Task objective → This exercise calls for the records to be repeated in full, exactly as written.

The data →
------------------------------------

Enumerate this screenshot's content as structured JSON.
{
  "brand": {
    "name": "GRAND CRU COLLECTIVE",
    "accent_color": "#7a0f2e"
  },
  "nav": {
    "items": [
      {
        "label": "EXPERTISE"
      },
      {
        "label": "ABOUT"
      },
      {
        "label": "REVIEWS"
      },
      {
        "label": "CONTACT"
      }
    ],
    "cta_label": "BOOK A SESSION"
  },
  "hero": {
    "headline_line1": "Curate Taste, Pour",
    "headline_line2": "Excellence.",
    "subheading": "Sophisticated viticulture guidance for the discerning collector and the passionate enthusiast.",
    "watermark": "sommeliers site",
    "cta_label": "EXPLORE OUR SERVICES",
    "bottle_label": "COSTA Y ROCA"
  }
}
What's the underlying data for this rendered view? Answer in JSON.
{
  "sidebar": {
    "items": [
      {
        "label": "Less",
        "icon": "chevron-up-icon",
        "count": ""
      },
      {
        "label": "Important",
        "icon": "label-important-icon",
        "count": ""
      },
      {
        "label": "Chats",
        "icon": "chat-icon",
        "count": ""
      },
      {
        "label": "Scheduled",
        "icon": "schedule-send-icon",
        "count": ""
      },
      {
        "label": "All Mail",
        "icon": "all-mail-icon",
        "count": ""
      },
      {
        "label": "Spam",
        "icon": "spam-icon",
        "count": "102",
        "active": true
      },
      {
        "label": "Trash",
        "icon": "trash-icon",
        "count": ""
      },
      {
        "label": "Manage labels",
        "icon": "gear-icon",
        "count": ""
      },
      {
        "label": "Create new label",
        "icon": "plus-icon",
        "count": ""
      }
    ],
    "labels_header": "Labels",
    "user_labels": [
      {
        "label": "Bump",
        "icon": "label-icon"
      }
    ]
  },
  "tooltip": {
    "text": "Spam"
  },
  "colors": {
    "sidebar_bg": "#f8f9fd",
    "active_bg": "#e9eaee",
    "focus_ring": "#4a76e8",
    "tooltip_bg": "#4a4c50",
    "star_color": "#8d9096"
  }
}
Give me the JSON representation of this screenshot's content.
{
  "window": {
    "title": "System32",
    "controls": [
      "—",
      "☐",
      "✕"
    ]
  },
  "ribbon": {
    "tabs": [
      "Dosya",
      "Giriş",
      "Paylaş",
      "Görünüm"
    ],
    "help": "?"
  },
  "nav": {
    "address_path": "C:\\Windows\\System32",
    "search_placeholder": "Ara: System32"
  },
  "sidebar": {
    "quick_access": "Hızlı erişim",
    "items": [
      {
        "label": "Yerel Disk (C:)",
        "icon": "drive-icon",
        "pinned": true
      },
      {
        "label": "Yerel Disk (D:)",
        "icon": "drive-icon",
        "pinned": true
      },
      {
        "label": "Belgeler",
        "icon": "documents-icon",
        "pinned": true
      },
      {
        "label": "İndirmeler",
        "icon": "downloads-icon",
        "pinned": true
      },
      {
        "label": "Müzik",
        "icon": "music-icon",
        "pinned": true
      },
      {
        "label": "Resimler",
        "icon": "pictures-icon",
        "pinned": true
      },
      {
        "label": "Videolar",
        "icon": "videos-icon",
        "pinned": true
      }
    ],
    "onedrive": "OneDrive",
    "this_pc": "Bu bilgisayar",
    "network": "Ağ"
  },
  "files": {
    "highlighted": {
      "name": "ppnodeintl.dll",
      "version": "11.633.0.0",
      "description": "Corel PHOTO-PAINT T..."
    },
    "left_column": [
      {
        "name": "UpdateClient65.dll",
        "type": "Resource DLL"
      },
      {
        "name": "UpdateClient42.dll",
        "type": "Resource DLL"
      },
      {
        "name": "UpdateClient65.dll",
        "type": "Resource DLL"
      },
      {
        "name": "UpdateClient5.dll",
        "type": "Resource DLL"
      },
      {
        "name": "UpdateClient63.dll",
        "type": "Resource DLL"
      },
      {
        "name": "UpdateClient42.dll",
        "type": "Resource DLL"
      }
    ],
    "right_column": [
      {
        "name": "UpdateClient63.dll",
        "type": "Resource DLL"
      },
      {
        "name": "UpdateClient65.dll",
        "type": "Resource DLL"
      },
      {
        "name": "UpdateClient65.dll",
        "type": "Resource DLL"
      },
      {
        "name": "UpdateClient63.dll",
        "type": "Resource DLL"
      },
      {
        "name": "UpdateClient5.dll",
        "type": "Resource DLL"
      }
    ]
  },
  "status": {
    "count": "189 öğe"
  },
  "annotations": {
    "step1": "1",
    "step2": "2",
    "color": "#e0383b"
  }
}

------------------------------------

Task response →
Enumerate this screenshot's content as structured JSON.
{
  "brand": {
    "name": "GRAND CRU COLLECTIVE",
    "accent_color": "#7a0f2e"
  },
  "nav": {
    "items": [
      {
        "label": "EXPERTISE"
      },
      {
        "label": "ABOUT"
      },
      {
        "label": "REVIEWS"
      },
      {
        "label": "CONTACT"
      }
    ],
    "cta_label": "BOOK A SESSION"
  },
  "hero": {
    "headline_line1": "Curate Taste, Pour",
    "headline_line2": "Excellence.",
    "subheading": "Sophisticated viticulture guidance for the discerning collector and the passionate enthusiast.",
    "watermark": "sommeliers site",
    "cta_label": "EXPLORE OUR SERVICES",
    "bottle_label": "COSTA Y ROCA"
  }
}
What's the underlying data for this rendered view? Answer in JSON.
{
  "sidebar": {
    "items": [
      {
        "label": "Less",
        "icon": "chevron-up-icon",
        "count": ""
      },
      {
        "label": "Important",
        "icon": "label-important-icon",
        "count": ""
      },
      {
        "label": "Chats",
        "icon": "chat-icon",
        "count": ""
      },
      {
        "label": "Scheduled",
        "icon": "schedule-send-icon",
        "count": ""
      },
      {
        "label": "All Mail",
        "icon": "all-mail-icon",
        "count": ""
      },
      {
        "label": "Spam",
        "icon": "spam-icon",
        "count": "102",
        "active": true
      },
      {
        "label": "Trash",
        "icon": "trash-icon",
        "count": ""
      },
      {
        "label": "Manage labels",
        "icon": "gear-icon",
        "count": ""
      },
      {
        "label": "Create new label",
        "icon": "plus-icon",
        "count": ""
      }
    ],
    "labels_header": "Labels",
    "user_labels": [
      {
        "label": "Bump",
        "icon": "label-icon"
      }
    ]
  },
  "tooltip": {
    "text": "Spam"
  },
  "colors": {
    "sidebar_bg": "#f8f9fd",
    "active_bg": "#e9eaee",
    "focus_ring": "#4a76e8",
    "tooltip_bg": "#4a4c50",
    "star_color": "#8d9096"
  }
}
Give me the JSON representation of this screenshot's content.
{
  "window": {
    "title": "System32",
    "controls": [
      "—",
      "☐",
      "✕"
    ]
  },
  "ribbon": {
    "tabs": [
      "Dosya",
      "Giriş",
      "Paylaş",
      "Görünüm"
    ],
    "help": "?"
  },
  "nav": {
    "address_path": "C:\\Windows\\System32",
    "search_placeholder": "Ara: System32"
  },
  "sidebar": {
    "quick_access": "Hızlı erişim",
    "items": [
      {
        "label": "Yerel Disk (C:)",
        "icon": "drive-icon",
        "pinned": true
      },
      {
        "label": "Yerel Disk (D:)",
        "icon": "drive-icon",
        "pinned": true
      },
      {
        "label": "Belgeler",
        "icon": "documents-icon",
        "pinned": true
      },
      {
        "label": "İndirmeler",
        "icon": "downloads-icon",
        "pinned": true
      },
      {
        "label": "Müzik",
        "icon": "music-icon",
        "pinned": true
      },
      {
        "label": "Resimler",
        "icon": "pictures-icon",
        "pinned": true
      },
      {
        "label": "Videolar",
        "icon": "videos-icon",
        "pinned": true
      }
    ],
    "onedrive": "OneDrive",
    "this_pc": "Bu bilgisayar",
    "network": "Ağ"
  },
  "files": {
    "highlighted": {
      "name": "ppnodeintl.dll",
      "version": "11.633.0.0",
      "description": "Corel PHOTO-PAINT T..."
    },
    "left_column": [
      {
        "name": "UpdateClient65.dll",
        "type": "Resource DLL"
      },
      {
        "name": "UpdateClient42.dll",
        "type": "Resource DLL"
      },
      {
        "name": "UpdateClient65.dll",
        "type": "Resource DLL"
      },
      {
        "name": "UpdateClient5.dll",
        "type": "Resource DLL"
      },
      {
        "name": "UpdateClient63.dll",
        "type": "Resource DLL"
      },
      {
        "name": "UpdateClient42.dll",
        "type": "Resource DLL"
      }
    ],
    "right_column": [
      {
        "name": "UpdateClient63.dll",
        "type": "Resource DLL"
      },
      {
        "name": "UpdateClient65.dll",
        "type": "Resource DLL"
      },
      {
        "name": "UpdateClient65.dll",
        "type": "Resource DLL"
      },
      {
        "name": "UpdateClient63.dll",
        "type": "Resource DLL"
      },
      {
        "name": "UpdateClient5.dll",
        "type": "Resource DLL"
      }
    ]
  },
  "status": {
    "count": "189 öğe"
  },
  "annotations": {
    "step1": "1",
    "step2": "2",
    "color": "#e0383b"
  }
}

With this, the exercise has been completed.